◆ **EXERCISE GOAL**
What you return should be the full listing, exactly as given.

◆ **DATA IN THIS EXERCISE**
- - -

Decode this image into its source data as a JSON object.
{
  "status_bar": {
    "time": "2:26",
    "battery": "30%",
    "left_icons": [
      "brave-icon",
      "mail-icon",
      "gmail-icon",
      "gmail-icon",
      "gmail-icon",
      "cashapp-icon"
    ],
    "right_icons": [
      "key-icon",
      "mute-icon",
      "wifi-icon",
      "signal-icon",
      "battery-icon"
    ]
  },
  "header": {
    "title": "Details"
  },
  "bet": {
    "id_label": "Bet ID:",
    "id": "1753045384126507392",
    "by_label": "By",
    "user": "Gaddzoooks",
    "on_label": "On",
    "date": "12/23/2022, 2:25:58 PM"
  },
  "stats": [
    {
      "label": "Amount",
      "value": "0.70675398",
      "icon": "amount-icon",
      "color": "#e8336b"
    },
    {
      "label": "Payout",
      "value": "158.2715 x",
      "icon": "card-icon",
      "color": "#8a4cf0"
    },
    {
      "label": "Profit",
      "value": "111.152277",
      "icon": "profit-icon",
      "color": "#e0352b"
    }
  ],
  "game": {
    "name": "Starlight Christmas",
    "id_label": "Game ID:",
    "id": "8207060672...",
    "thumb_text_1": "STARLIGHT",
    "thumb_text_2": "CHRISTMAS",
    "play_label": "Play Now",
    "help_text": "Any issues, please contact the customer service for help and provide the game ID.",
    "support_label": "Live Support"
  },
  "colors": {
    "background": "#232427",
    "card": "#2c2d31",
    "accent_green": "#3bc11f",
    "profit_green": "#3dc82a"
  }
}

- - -

◆ **WRITTEN RESPONSE**
Decode this image into its source data as a JSON object.
{
  "status_bar": {
    "time": "2:26",
    "battery": "30%",
    "left_icons": [
      "brave-icon",
      "mail-icon",
      "gmail-icon",
      "gmail-icon",
      "gmail-icon",
      "cashapp-icon"
    ],
    "right_icons": [
      "key-icon",
      "mute-icon",
      "wifi-icon",
      "signal-icon",
      "battery-icon"
    ]
  },
  "header": {
    "title": "Details"
  },
  "bet": {
    "id_label": "Bet ID:",
    "id": "1753045384126507392",
    "by_label": "By",
    "user": "Gaddzoooks",
    "on_label": "On",
    "date": "12/23/2022, 2:25:58 PM"
  },
  "stats": [
    {
      "label": "Amount",
      "value": "0.70675398",
      "icon": "amount-icon",
      "color": "#e8336b"
    },
    {
      "label": "Payout",
      "value": "158.2715 x",
      "icon": "card-icon",
      "color": "#8a4cf0"
    },
    {
      "label": "Profit",
      "value": "111.152277",
      "icon": "profit-icon",
      "color": "#e0352b"
    }
  ],
  "game": {
    "name": "Starlight Christmas",
    "id_label": "Game ID:",
    "id": "8207060672...",
    "thumb_text_1": "STARLIGHT",
    "thumb_text_2": "CHRISTMAS",
    "play_label": "Play Now",
    "help_text": "Any issues, please contact the customer service for help and provide the game ID.",
    "support_label": "Live Support"
  },
  "colors": {
    "background": "#232427",
    "card": "#2c2d31",
    "accent_green": "#3bc11f",
    "profit_green": "#3dc82a"
  }
}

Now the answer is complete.